* [Activity]: All entries below are to be written out again exactly, but no picture is to be copied.

»»

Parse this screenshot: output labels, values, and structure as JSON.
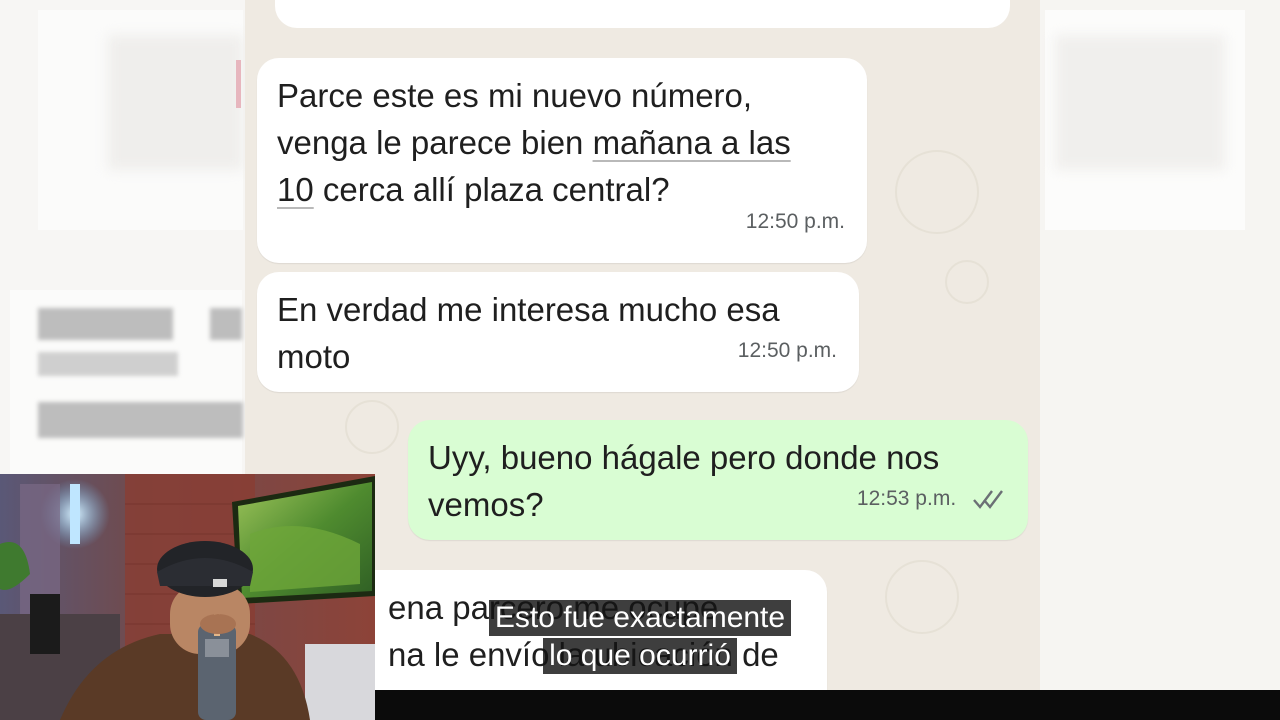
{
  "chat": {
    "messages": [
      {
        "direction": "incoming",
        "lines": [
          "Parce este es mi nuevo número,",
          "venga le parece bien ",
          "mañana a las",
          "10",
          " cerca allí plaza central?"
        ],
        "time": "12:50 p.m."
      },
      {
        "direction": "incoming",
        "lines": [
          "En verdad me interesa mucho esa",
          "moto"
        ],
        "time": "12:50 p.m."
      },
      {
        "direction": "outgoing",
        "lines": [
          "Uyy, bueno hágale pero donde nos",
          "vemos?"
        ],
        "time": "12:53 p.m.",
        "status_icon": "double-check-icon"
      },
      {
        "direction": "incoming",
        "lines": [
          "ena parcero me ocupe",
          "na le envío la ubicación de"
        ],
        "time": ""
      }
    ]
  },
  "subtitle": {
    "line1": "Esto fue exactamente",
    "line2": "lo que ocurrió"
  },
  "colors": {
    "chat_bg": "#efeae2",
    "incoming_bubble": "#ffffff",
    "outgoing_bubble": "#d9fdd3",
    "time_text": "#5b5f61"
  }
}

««

* [Answer section]:
Parse this screenshot: output labels, values, and structure as JSON.
{
  "chat": {
    "messages": [
      {
        "direction": "incoming",
        "lines": [
          "Parce este es mi nuevo número,",
          "venga le parece bien ",
          "mañana a las",
          "10",
          " cerca allí plaza central?"
        ],
        "time": "12:50 p.m."
      },
      {
        "direction": "incoming",
        "lines": [
          "En verdad me interesa mucho esa",
          "moto"
        ],
        "time": "12:50 p.m."
      },
      {
        "direction": "outgoing",
        "lines": [
          "Uyy, bueno hágale pero donde nos",
          "vemos?"
        ],
        "time": "12:53 p.m.",
        "status_icon": "double-check-icon"
      },
      {
        "direction": "incoming",
        "lines": [
          "ena parcero me ocupe",
          "na le envío la ubicación de"
        ],
        "time": ""
      }
    ]
  },
  "subtitle": {
    "line1": "Esto fue exactamente",
    "line2": "lo que ocurrió"
  },
  "colors": {
    "chat_bg": "#efeae2",
    "incoming_bubble": "#ffffff",
    "outgoing_bubble": "#d9fdd3",
    "time_text": "#5b5f61"
  }
}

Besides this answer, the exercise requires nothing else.